16 per cent sales drop in housing sales in Greater Toronto Area in November compared to the same time last year has been a shock. A certain recession was predicted but 16 per cent is a lot more than anyone expected. This is the main reason why Toronto realtors are strengthening their call to abolish the land transfer tax. Several city councillors say that no matter how strong the calls will be the Municipal Land Transfer Tax now provides revenue that the city can't afford to lose.
TREB's chief government and public affairs officer Von Palmer argues that as the housing market slows – due in part to the tax — the city is losing millions in economic spinoffs. His calculations are supported by a 2009 study conducted by Altus Group Economic Consulting for The Canadian Real Estate Association that found that for each real estate transaction taken off the market in Canada, an average of $46,400 in economic spinoff is lost.
Things like furniture, appliances, renovations – these are a whole host of industries that depend on real estate, over and beyond the financial services and the legal industry.

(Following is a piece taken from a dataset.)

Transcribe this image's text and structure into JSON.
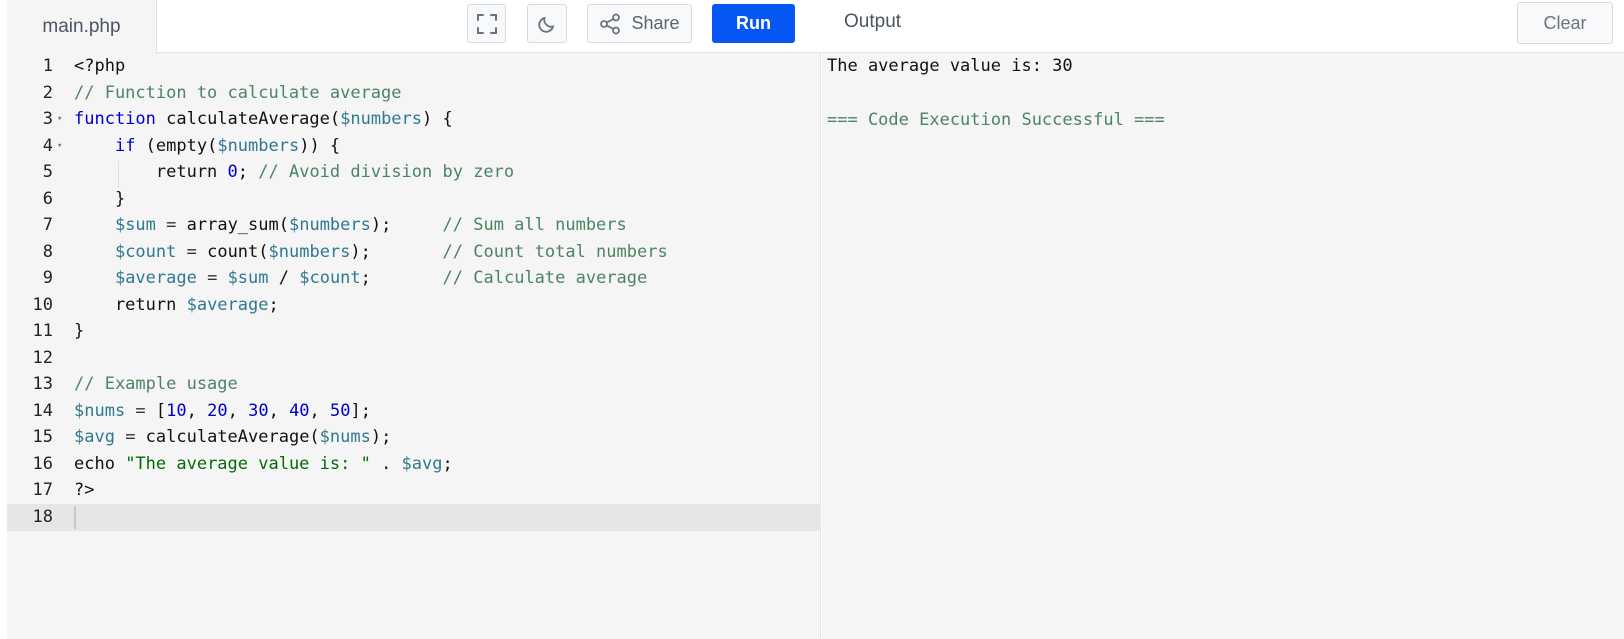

Despite the drop in sales, prices remained firm. The average selling price was up by 1.6 per cent and reached $485,328. The MLS® Home Price Index (MLS® HPI) Composite Benchmark was up by 4.6 per cent compared to last year.

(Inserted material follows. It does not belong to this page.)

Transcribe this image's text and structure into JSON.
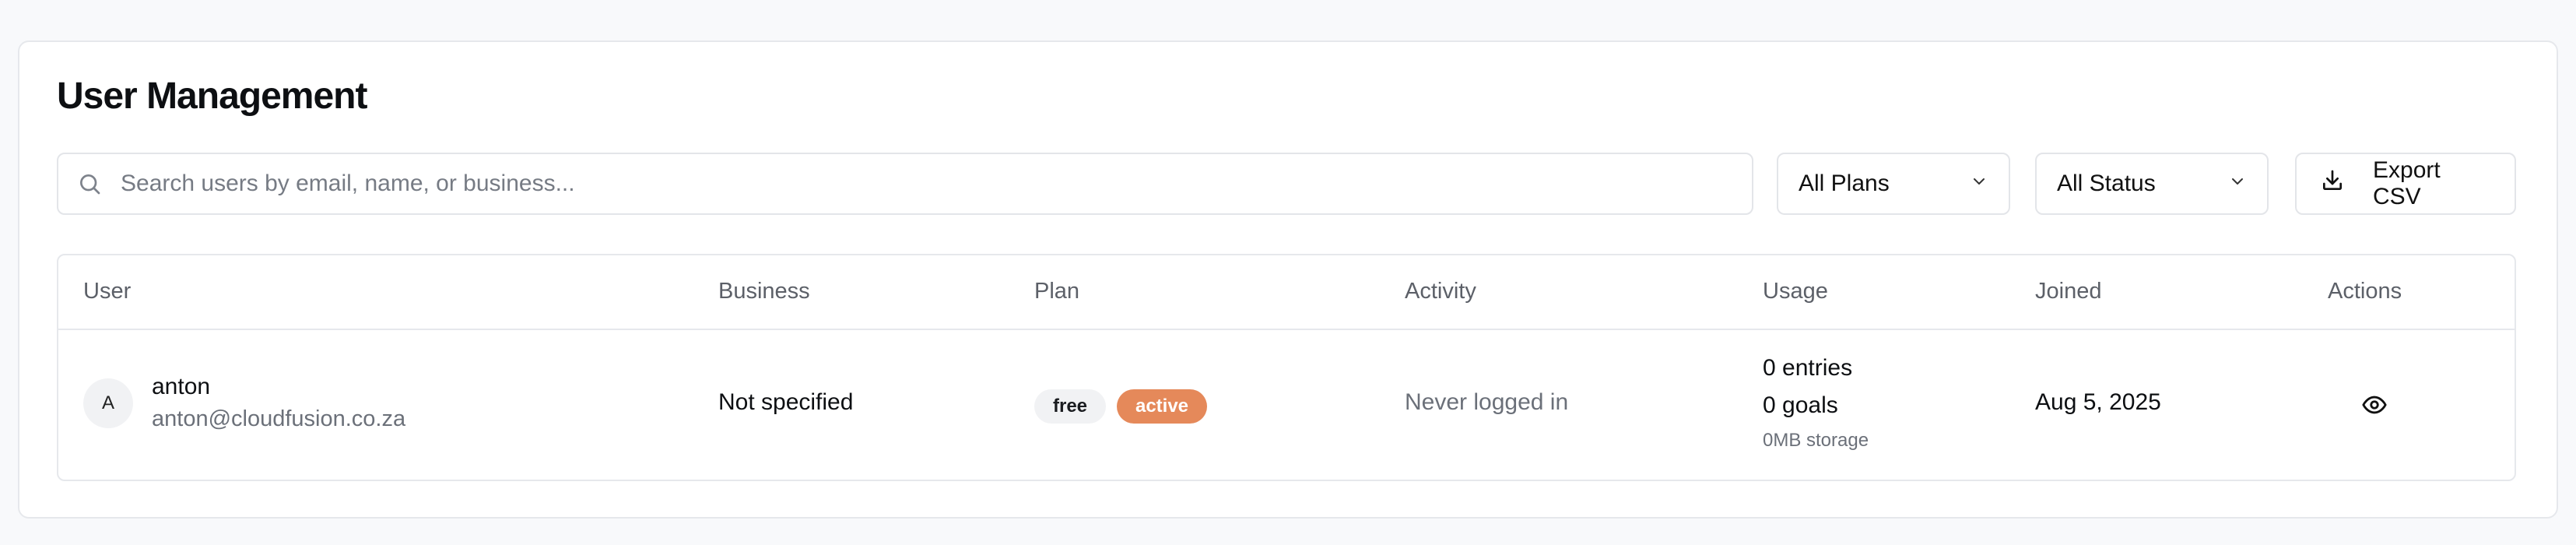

Sales of detached properties on the MLS® in November 2012 continued to decrease. Sales decreased by 13 per cent to 2718 units. The average price, however has not changed and stayed at $608,672. Detached houses have been the best selling house type past month.
Semi-detached houses saw the mildest recession of only 11 per cent. Last month 677 units was sold with an average price of $471,083. The average price is up 4 per cent.
Once over-heated condo market has been cooling down rapidly and last month sales fell by 25 percent compared to last year. There were 417 condos sold in November 2012. Average price of a condo unit decreased by 2 per cent and was $330,341.
"The moderate annual rate of price growth compared to previous months was largely due to a different mix in detached home sales this year compared to last, particularly in the City of Toronto. The share of detached homes that sold for over one-million dollars was down substantially, which influenced the overall average price," said Jason Mercer, TREB's Senior Manager of Market Analysis. "The MLS® HPI detached benchmark price, which tracks the price for a home with the same attributes over time, was up by almost six per cent in Toronto, suggesting that market conditions for low-rise homes remain quite tight despite a changing mix of sales," added Mercer.
The Toronto board continues to point fingers at Finance Minister Jim Flaherty and tighter mortgage rules he introduced in summer. Shortening of amortization lengths from 30 to 25 years reduced the ability of some consumers to borrow.
"Stricter mortgage lending guidelines, including a reduced maximum amortization period and a purchase price ceiling of one-million dollars for government insured mortgages, have prompted some buyers to move to the sidelines. This situation has been exacerbated in the City of Toronto because the additional up front land transfer tax takes money away from buyers that otherwise could be used for a larger down payment."
Jason Mercer, believes that some parts of the market have been more affected than others. "The moderate annual rate of price growth compared to previous months was largely due to a different mix in detached home sales this year compared to last, particularly in the City of Toronto. The share of detached homes that sold for over one-million dollars was down substantially, which influenced the overall average price," he said.
"Moderating home sales are expected to slow the pace of residential building, particularly in the overbuilt condo markets in Vancouver and Toronto," Bank of Nova Scotia economists said in a new forecast. More information and detailed forecast will be available in upcoming week.